I believe that everything can be reduced to meaning. I’ve always felt this way about life, not based on some book I read or on some theory I learned in school, but rather on my experiences. We are meaning-seeking creatures, every one of us, no matter our race, creed, or intellect. Meaning is our primary motivation, even if we don’t know it (and in fact, I believe most of us don’t).

Darwin’s theory of evolution and its underpinning mechanism, survival of the fittest, offer sound explanations for a number of life-related phenomena, including human intelligence. But survival of the fittest only explains the lowest 3 to 4 needs on Maslow’s hierarchy. It says nothing of the search for meaning, which would be … Keep Reading Here

Signs

by David King on November 10, 2009

I’m a person who believes in signs.

Back in the 1920′s (and later first published in 1952), Carl Jung proposed the idea of synchronicity – the experience that two events are related when no underlying causal connection exists or is likely to exist. Within this framework, logic, reason, and science are not the only possible means of linking events. Jung added to this list the concept of meaning – the interpretation of causality due to the individual perception of a meaningful relationship.

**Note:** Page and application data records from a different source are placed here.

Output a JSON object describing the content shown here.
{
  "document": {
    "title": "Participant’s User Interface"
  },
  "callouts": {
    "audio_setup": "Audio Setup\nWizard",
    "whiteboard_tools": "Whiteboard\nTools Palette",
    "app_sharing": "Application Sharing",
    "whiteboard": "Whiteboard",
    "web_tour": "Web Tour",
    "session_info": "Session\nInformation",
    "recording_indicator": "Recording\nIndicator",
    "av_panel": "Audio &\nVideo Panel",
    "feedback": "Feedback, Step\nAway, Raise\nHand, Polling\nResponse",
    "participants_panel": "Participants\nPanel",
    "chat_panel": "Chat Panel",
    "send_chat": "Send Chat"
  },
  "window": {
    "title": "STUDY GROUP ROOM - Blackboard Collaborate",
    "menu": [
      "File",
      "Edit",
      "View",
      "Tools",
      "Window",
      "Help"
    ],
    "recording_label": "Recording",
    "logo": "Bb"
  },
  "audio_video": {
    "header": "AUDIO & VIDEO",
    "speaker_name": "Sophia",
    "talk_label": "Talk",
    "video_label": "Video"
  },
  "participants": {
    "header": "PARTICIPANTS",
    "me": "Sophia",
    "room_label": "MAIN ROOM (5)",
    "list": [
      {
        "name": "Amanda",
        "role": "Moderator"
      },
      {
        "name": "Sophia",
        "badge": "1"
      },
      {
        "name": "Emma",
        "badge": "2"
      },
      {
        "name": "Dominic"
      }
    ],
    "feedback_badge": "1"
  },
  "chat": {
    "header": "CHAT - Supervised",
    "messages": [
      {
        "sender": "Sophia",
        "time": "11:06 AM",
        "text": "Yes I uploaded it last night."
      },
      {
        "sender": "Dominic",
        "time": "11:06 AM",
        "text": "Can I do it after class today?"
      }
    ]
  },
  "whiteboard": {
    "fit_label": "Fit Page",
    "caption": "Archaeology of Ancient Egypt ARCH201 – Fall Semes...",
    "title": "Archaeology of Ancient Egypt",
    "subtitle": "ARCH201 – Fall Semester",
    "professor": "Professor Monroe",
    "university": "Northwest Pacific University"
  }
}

My own experience with synchronicity has been this: If you keep your mind open, the signs are everywhere. Now, being of a research and science background, this notion can be very problematic, as it essentially creates an experimenter bias within this massive study that is THE WORLD. However, I am not convinced that these signs – these acausal … Keep Reading Here